A Jewish teenager dreams of acting and romance and the future, and she lives in Nazi-occupied Paris.
A Radiant Girl, the first feature written and directed by the veteran French actress Sandrine Kiberlain, opens with a montage of student actors practicing a scene from a play by Marivaux. Then we focus on one actress, 19-year-old Irène, played by Rebecca Marder, practicing that scene with a young man. Soon we can tell that she is the title character—excited by the theater and acting, intensely alive, mischievous, romantic, whip-smart, and in love with being in love.

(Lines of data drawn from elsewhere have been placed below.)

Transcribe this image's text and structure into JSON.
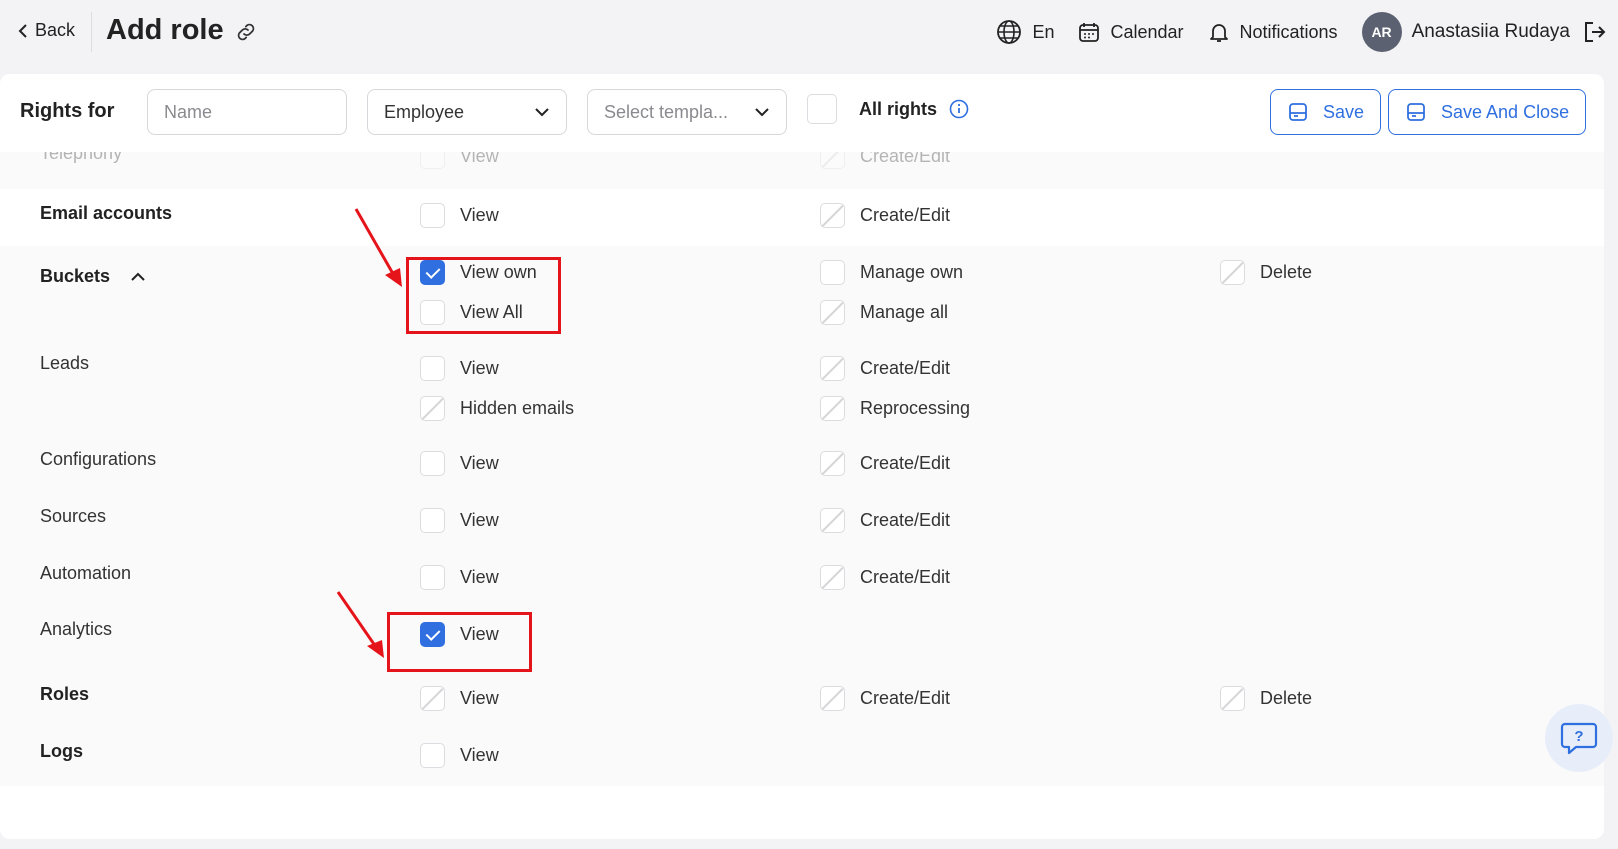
{
  "header": {
    "back_label": "Back",
    "page_title": "Add role",
    "language": "En",
    "calendar_label": "Calendar",
    "notifications_label": "Notifications",
    "user_initials": "AR",
    "user_name": "Anastasiia Rudaya"
  },
  "filters": {
    "rights_for_label": "Rights for",
    "name_placeholder": "Name",
    "role_type_value": "Employee",
    "template_placeholder": "Select templa...",
    "all_rights_label": "All rights",
    "save_label": "Save",
    "save_and_close_label": "Save And Close"
  },
  "permissions": {
    "telephony": {
      "label": "Telephony",
      "view": "View",
      "create_edit": "Create/Edit"
    },
    "email_accounts": {
      "label": "Email accounts",
      "view": "View",
      "create_edit": "Create/Edit"
    },
    "buckets": {
      "label": "Buckets",
      "view_own": "View own",
      "view_all": "View All",
      "manage_own": "Manage own",
      "manage_all": "Manage all",
      "delete": "Delete",
      "view_own_checked": true
    },
    "leads": {
      "label": "Leads",
      "view": "View",
      "create_edit": "Create/Edit",
      "hidden_emails": "Hidden emails",
      "reprocessing": "Reprocessing"
    },
    "configurations": {
      "label": "Configurations",
      "view": "View",
      "create_edit": "Create/Edit"
    },
    "sources": {
      "label": "Sources",
      "view": "View",
      "create_edit": "Create/Edit"
    },
    "automation": {
      "label": "Automation",
      "view": "View",
      "create_edit": "Create/Edit"
    },
    "analytics": {
      "label": "Analytics",
      "view": "View",
      "view_checked": true
    },
    "roles": {
      "label": "Roles",
      "view": "View",
      "create_edit": "Create/Edit",
      "delete": "Delete"
    },
    "logs": {
      "label": "Logs",
      "view": "View"
    }
  },
  "colors": {
    "accent": "#2f6fe0",
    "highlight": "#e5141b"
  }
}
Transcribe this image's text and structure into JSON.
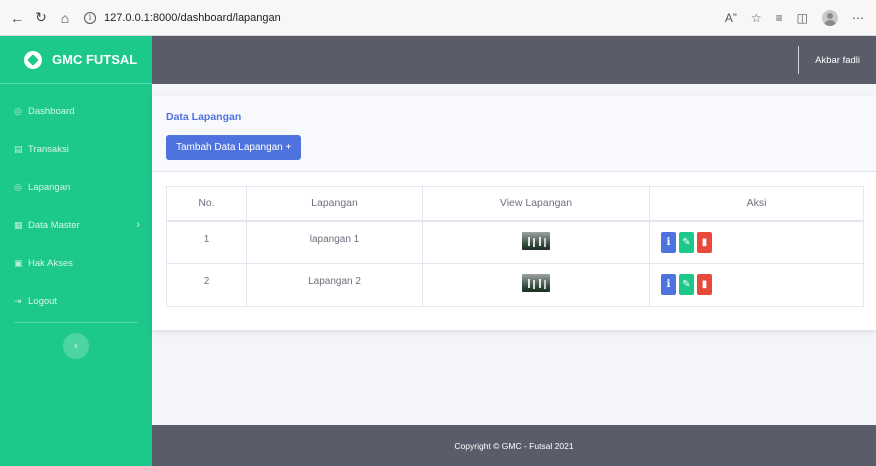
{
  "browser": {
    "url": "127.0.0.1:8000/dashboard/lapangan",
    "back_icon": "arrow-left",
    "reload_icon": "reload",
    "home_icon": "home"
  },
  "sidebar": {
    "brand": "GMC FUTSAL",
    "items": [
      {
        "label": "Dashboard",
        "icon": "◎"
      },
      {
        "label": "Transaksi",
        "icon": "▤"
      },
      {
        "label": "Lapangan",
        "icon": "◎"
      },
      {
        "label": "Data Master",
        "icon": "▦"
      },
      {
        "label": "Hak Akses",
        "icon": "▣"
      },
      {
        "label": "Logout",
        "icon": "⇥"
      }
    ],
    "collapse_icon": "‹"
  },
  "topbar": {
    "user_name": "Akbar fadli"
  },
  "card": {
    "title": "Data Lapangan",
    "add_button": "Tambah Data Lapangan +"
  },
  "table": {
    "headers": [
      "No.",
      "Lapangan",
      "View Lapangan",
      "Aksi"
    ],
    "rows": [
      {
        "no": "1",
        "name": "lapangan 1"
      },
      {
        "no": "2",
        "name": "Lapangan 2"
      }
    ],
    "action_info": "i",
    "action_edit": "✎",
    "action_delete": "▮"
  },
  "footer": {
    "text": "Copyright © GMC - Futsal 2021"
  },
  "colors": {
    "sidebar": "#1cc88a",
    "topbar": "#5a5c69",
    "primary": "#4e73df",
    "success": "#1cc88a",
    "danger": "#e74a3b"
  }
}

If you were to watch the film knowing nothing about it (which most people don’t do, and if you want to do that, stop listening now), you’d see that we’re apparently in Paris, and although we don’t notice any phones or even televisions, there are zero shots of automobile traffic in the film—perhaps the budget wouldn’t allow for that, but the effect is to limit every aspect of this young woman’s life to private events and not historical ones. Until, about twenty minutes in, a comment in a brief scene reveals that we must be in German-occupied Paris during the Second World War. And the same comment also reveals that Irène and her family are Jewish.
Part of why this is so effective is that being Jewish isn’t some obvious identity marker for the family, but only a part of their overall character, which would include being French, being middle class, educated, secular (in this case), and a host of other more personal details. Irène’s theater class, her joyful obsession with boys and romance, and her behavior in her family, is not different from any non-Jewish teenage girl in essentials, although one must add that she is particularly bright, passionate, and beautiful. A Radiant Girl, as the title says, indeed.
Kiberlain has been a prominent actress since 1986, but a first directing job on a film will usually still have some rookie mistakes. For instance, here there are two or three anachronistic songs on the soundtrack, including one by Tom Waits, that however great they are as songs, took me out of the story for a bit. One big thing she got right, though, is the casting of, and directing of, the performance of Rebecca Marder, who has such marvelous variety of expression, and can play witty and naïve and hurt and, well, radiant, to perfection.
The film doesn’t show any trains or camps. It’s about before that, and the richness and the love, and the imagining, and the everyday ups and downs of the life before. We are struck by all that was lost. By the future that was taken away. By millions of people experiencing the destruction of everything they love, an unimaginable trauma occurring in their present life, a terror shattering the mind and heart. We don’t see any of this in the film, but we know it’s coming, and the knowledge hits us in a different way when we witness the life of one girl whose hope and desire for life is reflected in the eyes of those who love her. Kiberlain introduces the hint of a uniform in the final shot, but we don’t need to see more any more. In A Radiant Girl we are left only with the memory of what was irrevocably taken from us, with a large space for grief and the knowledge of never again.